‘Defund the police’: What it means and why activists are calling for it
Now that the public hearing is over, Tristan Taylor with Detroit Will Breathe explained what will happen next, “We keep marching. We keep moving. I think that after the Tribunal, we’ll take a set of votes. One of things we want to see is for city council to do their own separate investigation. I respect the right of the protesters tonight to express their views on recent events,” said Tristan Taylor with Detroit Will Breathe.
Police Chief James Craig released this statement:
In the emotional outpouring following the murder of George Floyd, however, the protesters continue to fail to acknowledge the serious danger the city faced in those first few nights. The organizers initiated those first marches without making any plans for controlling instigators of violence and without any plans for dispersing the crowd at the end of the march.

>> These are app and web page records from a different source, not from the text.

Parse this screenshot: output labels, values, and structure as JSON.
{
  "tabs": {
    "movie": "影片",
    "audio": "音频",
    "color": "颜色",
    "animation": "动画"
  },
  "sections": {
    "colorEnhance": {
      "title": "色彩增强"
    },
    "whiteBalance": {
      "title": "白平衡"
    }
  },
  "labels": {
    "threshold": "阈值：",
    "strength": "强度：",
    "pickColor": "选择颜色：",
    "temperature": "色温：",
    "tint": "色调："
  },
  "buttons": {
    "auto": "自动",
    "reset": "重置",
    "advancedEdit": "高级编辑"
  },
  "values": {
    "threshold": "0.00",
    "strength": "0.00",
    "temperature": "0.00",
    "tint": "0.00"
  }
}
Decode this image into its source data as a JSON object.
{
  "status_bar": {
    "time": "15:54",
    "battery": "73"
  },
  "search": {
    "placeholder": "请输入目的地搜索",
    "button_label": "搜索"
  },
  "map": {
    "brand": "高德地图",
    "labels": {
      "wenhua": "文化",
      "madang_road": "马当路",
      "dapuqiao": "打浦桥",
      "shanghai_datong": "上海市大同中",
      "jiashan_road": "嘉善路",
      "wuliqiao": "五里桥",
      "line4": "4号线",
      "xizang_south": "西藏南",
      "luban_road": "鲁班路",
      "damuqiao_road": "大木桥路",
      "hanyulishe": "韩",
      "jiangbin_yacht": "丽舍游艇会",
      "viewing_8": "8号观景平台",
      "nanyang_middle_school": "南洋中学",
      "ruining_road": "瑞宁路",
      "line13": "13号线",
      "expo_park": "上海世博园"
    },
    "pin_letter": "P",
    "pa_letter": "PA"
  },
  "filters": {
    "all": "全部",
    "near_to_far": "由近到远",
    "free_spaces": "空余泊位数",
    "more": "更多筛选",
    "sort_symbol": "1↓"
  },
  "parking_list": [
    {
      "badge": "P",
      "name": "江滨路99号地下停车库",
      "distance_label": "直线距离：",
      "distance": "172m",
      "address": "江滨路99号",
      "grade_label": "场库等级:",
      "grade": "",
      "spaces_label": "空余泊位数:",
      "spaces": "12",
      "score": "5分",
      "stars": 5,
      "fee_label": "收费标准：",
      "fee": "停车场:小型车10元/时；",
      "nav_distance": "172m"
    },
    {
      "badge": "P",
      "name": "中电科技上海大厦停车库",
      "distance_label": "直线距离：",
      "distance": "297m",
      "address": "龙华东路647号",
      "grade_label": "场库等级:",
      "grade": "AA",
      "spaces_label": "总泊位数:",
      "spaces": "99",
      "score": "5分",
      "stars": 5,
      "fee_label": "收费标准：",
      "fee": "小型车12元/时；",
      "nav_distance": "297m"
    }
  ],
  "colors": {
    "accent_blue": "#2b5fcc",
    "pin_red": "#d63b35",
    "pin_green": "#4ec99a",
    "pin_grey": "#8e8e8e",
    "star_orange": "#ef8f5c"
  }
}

As a result, the Detroit Police Department (DPD) faced crowds who attacked officers with rocks, fireworks, and railroad spikes. They smashed windows of police vehicles and began breaking windows of buildings, threatening to bring the kind of violence and looting to Detroit that many other major American cities experienced.
That tragic outcome was avoided here because of the work of our officers and the active intervention of numerous Detroiters who personally stepped in to stop acts of destruction. Once our department saw that the evening protesters were no longer a danger to Detroit or our citizens, we stopped enforcing the curfew and have made no arrests of protesters in more than two weeks.
This Department takes every allegation of police misconduct seriously and, as has been the practice since I have been Chief, any officer who acted improperly will be disciplined. DPD and the Board of Police Commissioners are investigating each citizen complaint and are actively collecting video evidence from body cams, building security cameras, and personal phones for a complete review of each claim.
Across the country, the Detroit Police Department is getting credit for its professionalism in preserving the peace in our city without the kinds of tragic incidents seen in other communities. We are not perfect but every day we are committed to building trust between our department and the citizens we serve.
Police Chief James E. Craig
Detroit Police Department